List all lines of the data containing the word "this".

● **Records for the exercise**
────────────────

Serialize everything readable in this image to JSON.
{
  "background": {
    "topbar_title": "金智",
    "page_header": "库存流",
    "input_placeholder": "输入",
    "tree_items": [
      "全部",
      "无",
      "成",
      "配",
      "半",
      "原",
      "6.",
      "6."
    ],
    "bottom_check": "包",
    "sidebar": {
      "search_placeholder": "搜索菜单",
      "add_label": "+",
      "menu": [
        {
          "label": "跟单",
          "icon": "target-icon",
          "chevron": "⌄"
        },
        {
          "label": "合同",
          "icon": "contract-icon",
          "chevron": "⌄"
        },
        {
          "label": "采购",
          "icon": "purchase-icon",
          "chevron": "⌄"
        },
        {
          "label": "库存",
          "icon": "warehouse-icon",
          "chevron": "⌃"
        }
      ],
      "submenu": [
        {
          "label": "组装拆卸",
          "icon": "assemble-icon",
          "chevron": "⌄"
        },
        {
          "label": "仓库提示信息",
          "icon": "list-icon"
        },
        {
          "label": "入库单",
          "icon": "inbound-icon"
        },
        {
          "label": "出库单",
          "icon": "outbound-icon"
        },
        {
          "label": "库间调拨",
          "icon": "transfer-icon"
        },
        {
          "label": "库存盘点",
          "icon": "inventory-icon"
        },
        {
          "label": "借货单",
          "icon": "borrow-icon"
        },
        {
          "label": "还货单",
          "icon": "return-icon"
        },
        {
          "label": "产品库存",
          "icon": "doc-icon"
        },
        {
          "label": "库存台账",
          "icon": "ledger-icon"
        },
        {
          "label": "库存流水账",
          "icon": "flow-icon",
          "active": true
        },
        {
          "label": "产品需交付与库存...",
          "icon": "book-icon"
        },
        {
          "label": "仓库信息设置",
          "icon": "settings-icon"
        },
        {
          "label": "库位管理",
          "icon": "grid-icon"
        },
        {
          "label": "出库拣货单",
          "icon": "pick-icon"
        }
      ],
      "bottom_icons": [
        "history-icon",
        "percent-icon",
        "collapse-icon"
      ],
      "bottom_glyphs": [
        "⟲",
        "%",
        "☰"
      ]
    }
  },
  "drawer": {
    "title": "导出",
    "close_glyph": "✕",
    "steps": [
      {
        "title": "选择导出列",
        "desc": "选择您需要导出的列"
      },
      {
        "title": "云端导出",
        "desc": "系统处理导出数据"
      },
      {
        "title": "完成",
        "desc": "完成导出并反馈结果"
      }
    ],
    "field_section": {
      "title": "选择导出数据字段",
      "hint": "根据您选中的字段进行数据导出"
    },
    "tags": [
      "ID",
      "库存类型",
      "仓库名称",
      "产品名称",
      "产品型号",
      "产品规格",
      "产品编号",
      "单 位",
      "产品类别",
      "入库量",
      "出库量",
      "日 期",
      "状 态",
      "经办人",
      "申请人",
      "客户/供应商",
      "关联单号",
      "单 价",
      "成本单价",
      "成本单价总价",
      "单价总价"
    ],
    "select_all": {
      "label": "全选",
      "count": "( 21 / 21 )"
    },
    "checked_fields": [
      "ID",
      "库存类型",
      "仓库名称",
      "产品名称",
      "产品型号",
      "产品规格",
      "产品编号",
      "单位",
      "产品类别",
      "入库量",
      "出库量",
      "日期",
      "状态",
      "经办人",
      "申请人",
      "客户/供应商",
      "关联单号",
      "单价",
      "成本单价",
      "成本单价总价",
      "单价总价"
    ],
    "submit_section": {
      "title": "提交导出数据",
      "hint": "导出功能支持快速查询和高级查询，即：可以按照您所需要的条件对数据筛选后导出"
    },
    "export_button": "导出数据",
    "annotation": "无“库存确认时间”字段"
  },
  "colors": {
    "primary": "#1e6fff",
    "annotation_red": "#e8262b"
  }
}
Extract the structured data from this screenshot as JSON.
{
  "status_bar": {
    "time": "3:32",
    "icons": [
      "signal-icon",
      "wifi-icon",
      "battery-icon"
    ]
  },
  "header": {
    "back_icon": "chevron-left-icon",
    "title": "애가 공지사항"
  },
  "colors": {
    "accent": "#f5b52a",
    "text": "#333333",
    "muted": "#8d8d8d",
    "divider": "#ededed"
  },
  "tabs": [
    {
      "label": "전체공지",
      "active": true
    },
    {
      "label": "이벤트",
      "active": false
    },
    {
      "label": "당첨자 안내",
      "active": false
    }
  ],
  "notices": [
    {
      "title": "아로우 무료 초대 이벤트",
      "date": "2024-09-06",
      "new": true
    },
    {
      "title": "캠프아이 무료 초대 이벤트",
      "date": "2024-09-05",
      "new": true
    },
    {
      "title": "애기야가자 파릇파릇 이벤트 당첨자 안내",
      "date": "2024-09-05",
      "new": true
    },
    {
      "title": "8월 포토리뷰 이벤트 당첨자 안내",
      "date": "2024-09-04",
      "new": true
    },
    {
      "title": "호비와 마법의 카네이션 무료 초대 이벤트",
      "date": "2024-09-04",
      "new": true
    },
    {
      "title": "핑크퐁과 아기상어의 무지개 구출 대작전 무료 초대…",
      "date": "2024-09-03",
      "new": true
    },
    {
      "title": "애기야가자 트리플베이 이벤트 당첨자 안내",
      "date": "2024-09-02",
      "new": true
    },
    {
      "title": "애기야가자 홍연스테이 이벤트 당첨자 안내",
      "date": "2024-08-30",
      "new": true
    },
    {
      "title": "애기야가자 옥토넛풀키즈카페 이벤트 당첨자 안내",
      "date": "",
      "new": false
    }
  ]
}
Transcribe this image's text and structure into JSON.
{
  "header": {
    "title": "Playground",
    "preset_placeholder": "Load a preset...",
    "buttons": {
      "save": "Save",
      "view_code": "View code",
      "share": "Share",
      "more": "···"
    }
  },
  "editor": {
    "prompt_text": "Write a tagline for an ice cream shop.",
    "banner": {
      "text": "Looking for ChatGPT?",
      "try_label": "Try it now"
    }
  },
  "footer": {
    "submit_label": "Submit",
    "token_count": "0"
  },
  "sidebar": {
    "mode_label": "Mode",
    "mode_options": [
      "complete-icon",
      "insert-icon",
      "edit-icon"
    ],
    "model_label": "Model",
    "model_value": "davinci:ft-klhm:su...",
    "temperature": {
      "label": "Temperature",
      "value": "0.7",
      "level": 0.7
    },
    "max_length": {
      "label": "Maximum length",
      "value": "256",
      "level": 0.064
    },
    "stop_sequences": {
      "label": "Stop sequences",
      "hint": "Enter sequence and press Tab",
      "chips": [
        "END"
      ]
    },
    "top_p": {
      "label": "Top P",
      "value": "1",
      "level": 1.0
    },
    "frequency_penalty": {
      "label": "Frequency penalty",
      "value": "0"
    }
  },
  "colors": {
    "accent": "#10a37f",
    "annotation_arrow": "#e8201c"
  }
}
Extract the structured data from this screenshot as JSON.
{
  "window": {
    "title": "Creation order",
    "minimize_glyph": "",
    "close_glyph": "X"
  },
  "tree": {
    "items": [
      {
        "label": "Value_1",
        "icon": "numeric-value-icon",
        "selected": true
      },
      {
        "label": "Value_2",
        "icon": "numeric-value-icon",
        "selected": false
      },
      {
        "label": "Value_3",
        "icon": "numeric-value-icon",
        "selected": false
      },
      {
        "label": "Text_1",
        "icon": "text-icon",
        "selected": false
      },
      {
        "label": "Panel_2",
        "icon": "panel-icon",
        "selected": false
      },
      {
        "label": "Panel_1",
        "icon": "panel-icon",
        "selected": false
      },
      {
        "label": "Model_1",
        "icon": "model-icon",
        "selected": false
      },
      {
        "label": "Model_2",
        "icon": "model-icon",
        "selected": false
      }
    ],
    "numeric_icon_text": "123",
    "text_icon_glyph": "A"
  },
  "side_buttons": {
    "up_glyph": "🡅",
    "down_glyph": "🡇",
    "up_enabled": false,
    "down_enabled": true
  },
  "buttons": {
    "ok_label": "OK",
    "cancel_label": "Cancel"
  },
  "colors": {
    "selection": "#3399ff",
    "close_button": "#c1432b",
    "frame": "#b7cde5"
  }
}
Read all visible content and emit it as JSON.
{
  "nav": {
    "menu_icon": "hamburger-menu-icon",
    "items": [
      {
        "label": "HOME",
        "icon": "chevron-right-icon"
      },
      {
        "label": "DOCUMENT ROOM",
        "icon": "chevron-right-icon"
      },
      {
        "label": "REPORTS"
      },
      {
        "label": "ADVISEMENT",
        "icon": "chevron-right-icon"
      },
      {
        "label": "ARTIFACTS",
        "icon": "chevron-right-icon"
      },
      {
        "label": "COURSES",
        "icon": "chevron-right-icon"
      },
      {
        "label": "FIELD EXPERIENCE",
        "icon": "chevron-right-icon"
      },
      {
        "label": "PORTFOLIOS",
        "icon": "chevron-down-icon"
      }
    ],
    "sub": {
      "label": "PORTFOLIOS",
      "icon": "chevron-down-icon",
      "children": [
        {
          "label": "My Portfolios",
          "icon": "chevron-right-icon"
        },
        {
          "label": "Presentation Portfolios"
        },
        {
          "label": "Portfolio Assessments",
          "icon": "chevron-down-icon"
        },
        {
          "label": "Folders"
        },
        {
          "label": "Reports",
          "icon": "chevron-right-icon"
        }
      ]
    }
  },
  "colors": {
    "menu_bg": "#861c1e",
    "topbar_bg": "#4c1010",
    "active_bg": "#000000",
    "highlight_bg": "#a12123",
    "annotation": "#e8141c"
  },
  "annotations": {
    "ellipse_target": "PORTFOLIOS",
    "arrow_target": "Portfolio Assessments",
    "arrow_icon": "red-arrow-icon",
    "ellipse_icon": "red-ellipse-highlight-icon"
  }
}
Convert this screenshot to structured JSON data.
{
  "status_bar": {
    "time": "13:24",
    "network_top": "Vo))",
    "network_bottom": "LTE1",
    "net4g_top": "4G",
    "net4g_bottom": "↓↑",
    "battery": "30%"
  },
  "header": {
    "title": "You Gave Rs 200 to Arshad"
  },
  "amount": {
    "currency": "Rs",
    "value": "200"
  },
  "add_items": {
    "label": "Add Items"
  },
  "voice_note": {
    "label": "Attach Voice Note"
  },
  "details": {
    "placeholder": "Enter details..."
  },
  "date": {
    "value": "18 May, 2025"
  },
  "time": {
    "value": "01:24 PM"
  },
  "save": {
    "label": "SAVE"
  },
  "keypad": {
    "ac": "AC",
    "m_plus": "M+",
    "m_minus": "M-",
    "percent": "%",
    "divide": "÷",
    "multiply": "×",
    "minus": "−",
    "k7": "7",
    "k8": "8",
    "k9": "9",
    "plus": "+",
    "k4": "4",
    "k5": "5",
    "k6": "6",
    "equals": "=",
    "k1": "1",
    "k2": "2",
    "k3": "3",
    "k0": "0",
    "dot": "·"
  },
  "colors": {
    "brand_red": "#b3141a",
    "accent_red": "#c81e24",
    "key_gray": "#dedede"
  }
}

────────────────

● **Final answer**
Serialize everything readable in this image to JSON.
Extract the structured data from this screenshot as JSON.
Transcribe this image's text and structure into JSON.
Extract the structured data from this screenshot as JSON.
Convert this screenshot to structured JSON data.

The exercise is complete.